Scan the entries for lines with "Tapcom" and say how many there are, with nothing more.
————————
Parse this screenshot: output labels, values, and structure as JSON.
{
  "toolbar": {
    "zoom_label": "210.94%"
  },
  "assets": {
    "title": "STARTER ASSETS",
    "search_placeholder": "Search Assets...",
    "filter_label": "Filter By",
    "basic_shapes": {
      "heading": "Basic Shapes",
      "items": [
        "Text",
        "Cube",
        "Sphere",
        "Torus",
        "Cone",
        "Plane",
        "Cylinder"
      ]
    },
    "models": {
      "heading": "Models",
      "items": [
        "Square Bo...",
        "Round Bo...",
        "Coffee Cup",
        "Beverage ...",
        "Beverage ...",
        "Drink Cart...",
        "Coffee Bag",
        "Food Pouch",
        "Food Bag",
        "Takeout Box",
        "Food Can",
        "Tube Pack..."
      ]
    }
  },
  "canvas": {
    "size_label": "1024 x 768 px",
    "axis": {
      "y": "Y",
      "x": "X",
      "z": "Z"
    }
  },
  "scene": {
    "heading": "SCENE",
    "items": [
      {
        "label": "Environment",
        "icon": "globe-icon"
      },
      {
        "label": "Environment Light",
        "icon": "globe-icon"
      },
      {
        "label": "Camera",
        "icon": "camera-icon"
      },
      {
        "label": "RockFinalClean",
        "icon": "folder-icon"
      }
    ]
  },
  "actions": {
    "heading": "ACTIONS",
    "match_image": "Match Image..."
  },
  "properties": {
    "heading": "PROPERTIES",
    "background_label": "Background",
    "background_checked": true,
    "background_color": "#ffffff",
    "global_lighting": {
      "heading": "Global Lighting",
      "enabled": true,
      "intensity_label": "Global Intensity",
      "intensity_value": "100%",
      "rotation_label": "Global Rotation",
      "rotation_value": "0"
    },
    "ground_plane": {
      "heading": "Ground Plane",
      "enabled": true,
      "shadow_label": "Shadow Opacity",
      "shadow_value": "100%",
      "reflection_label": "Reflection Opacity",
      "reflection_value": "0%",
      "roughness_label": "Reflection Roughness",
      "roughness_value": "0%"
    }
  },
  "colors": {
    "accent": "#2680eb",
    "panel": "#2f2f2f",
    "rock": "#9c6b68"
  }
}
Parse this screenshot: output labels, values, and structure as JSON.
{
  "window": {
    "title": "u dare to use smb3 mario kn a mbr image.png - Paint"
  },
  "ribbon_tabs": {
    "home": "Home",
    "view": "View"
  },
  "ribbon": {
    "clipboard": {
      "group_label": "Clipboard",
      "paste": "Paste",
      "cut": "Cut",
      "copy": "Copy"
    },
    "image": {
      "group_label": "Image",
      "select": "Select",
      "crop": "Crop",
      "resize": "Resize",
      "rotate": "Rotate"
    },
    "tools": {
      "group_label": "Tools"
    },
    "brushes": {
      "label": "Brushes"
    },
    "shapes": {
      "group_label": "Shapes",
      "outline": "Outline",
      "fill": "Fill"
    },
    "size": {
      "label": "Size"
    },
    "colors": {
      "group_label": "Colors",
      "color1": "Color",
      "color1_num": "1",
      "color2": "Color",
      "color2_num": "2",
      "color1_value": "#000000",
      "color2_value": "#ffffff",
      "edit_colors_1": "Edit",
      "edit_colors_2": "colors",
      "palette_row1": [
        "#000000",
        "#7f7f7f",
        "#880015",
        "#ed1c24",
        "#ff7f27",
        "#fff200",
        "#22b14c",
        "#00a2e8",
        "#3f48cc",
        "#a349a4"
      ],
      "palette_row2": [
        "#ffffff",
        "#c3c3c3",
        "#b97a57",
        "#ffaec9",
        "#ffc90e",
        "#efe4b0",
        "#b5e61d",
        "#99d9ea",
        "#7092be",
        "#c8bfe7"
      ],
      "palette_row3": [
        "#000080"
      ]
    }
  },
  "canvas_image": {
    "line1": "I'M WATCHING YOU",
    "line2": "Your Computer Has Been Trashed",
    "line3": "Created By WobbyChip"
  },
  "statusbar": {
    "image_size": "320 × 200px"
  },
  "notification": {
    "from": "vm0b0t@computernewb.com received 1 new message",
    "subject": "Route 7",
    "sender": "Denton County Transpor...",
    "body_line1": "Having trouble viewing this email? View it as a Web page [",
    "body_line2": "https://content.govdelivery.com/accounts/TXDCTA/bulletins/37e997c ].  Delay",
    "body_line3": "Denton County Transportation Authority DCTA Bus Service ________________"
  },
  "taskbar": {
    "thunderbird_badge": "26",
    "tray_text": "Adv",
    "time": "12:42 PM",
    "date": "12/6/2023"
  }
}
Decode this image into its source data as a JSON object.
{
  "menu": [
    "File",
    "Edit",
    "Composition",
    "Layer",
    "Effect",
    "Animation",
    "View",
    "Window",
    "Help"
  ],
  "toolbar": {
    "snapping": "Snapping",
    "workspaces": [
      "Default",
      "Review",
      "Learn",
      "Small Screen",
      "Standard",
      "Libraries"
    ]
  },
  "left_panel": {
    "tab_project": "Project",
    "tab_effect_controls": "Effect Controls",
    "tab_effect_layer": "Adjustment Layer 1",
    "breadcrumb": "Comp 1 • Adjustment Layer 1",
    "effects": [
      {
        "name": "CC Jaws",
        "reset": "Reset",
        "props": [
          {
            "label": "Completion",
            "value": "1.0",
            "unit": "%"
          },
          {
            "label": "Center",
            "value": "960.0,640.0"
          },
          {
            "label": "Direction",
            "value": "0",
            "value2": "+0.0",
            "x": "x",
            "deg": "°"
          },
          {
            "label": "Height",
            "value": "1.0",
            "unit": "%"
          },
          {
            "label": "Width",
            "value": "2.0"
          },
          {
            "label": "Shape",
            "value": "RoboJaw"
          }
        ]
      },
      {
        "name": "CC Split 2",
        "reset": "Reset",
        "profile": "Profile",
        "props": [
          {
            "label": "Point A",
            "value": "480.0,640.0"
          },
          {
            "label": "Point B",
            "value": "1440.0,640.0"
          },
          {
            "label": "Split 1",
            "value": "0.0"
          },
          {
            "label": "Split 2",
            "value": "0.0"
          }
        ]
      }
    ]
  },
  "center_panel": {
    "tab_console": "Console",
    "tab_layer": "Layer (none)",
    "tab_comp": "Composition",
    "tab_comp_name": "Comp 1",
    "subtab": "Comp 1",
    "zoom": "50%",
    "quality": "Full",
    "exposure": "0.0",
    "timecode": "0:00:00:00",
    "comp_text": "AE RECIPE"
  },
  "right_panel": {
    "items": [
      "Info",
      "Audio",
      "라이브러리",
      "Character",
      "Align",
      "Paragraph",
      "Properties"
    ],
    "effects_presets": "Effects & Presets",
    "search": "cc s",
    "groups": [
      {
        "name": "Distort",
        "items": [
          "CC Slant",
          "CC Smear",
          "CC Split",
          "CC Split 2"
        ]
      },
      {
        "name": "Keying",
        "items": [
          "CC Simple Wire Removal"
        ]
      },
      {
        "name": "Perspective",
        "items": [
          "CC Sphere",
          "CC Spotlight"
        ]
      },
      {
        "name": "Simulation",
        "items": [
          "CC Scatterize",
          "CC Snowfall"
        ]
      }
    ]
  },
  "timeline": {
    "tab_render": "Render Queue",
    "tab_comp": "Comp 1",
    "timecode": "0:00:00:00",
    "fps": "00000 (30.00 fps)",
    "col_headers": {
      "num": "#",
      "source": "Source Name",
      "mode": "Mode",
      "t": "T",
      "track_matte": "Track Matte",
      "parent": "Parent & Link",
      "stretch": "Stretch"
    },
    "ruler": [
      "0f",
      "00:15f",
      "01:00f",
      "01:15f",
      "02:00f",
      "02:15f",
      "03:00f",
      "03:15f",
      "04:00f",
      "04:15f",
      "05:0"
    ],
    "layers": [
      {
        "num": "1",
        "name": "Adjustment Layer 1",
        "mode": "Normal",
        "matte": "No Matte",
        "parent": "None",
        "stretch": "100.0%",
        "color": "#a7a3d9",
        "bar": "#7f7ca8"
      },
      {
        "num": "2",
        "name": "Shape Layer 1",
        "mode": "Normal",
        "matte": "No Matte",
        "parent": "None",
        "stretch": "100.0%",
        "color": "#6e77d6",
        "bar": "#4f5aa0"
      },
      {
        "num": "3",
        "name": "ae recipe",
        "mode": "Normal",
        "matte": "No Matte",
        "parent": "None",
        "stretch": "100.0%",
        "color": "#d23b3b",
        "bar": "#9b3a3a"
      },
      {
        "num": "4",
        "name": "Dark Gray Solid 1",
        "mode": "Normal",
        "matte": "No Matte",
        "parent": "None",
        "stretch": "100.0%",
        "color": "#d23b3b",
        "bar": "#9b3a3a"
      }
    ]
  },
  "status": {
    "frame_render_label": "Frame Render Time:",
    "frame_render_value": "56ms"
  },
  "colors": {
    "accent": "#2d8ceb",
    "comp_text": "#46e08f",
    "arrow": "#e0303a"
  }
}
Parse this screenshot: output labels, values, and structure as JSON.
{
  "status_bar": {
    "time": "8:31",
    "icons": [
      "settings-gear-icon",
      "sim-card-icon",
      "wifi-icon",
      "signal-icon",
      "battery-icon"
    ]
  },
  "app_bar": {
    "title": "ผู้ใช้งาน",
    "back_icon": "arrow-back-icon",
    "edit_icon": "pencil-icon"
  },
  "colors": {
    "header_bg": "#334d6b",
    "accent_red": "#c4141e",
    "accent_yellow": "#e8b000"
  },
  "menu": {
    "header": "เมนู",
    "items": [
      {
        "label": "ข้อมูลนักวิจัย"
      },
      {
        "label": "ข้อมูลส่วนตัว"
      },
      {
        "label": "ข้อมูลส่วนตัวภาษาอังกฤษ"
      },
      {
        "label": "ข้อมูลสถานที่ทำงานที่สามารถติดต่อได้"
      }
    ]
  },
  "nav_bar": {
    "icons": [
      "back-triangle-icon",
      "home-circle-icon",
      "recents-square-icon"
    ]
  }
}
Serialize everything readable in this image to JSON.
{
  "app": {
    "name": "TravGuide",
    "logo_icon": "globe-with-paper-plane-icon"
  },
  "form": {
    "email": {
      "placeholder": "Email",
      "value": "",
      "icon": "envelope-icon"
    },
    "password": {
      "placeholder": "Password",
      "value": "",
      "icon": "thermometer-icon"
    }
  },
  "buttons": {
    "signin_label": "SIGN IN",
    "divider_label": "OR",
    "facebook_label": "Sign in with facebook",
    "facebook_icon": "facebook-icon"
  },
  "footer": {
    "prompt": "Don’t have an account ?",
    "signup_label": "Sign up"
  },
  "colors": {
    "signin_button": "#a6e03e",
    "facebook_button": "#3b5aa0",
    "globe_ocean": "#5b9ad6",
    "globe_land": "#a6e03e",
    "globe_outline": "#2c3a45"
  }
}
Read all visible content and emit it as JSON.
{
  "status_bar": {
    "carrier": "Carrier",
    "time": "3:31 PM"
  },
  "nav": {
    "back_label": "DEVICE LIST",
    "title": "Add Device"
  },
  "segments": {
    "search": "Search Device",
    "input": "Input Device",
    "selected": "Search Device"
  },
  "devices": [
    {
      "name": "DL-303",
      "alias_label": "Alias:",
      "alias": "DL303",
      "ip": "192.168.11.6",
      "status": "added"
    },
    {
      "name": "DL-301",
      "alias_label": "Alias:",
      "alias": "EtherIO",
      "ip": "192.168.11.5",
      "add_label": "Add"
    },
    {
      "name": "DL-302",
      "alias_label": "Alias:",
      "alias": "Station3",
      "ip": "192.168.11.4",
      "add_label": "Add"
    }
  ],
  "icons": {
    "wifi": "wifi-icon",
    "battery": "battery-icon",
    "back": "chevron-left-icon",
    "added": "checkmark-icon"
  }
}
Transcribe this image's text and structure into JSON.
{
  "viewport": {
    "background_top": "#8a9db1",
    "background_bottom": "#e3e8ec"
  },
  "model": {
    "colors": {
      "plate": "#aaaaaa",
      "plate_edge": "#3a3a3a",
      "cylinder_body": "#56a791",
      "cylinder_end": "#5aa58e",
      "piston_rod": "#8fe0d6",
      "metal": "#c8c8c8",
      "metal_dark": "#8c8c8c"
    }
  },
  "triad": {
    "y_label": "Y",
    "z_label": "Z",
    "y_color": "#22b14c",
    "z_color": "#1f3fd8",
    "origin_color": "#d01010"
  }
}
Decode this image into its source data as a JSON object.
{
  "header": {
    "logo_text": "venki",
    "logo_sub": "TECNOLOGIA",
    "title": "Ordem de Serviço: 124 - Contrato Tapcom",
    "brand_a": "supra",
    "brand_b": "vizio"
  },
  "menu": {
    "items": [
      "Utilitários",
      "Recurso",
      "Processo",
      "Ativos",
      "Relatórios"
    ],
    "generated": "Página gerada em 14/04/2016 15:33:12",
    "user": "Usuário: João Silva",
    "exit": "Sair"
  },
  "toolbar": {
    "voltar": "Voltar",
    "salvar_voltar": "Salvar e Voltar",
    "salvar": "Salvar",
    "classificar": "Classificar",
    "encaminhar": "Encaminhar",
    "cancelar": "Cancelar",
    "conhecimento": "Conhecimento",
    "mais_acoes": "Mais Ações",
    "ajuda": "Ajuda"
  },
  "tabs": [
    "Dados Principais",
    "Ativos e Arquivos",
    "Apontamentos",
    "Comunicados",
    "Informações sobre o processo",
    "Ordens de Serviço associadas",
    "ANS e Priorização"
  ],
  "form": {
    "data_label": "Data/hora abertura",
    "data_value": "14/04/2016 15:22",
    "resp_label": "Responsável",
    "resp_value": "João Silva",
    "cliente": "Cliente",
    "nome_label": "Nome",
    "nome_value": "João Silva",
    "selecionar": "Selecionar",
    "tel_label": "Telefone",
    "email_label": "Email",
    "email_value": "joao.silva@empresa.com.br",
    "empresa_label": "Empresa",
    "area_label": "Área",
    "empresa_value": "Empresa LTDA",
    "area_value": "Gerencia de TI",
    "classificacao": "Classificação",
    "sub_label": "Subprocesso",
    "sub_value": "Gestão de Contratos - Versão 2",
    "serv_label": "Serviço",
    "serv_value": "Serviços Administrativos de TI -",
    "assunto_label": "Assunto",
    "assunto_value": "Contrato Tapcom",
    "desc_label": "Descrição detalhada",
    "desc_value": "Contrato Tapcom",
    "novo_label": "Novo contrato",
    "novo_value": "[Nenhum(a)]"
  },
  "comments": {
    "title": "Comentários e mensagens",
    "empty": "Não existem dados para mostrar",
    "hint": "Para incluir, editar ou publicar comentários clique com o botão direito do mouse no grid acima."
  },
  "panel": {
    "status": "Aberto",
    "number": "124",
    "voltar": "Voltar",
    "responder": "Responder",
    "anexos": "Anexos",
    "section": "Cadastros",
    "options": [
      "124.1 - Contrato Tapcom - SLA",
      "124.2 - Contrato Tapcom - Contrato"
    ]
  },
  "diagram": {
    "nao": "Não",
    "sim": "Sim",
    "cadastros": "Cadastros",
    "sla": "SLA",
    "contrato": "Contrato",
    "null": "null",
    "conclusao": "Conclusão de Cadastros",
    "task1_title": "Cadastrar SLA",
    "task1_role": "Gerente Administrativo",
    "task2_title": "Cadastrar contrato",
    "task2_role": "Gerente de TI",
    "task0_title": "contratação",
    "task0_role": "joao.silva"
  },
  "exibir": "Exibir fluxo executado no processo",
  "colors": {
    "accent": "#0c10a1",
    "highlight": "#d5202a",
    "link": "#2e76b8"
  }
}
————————
--- Expected answer ---
5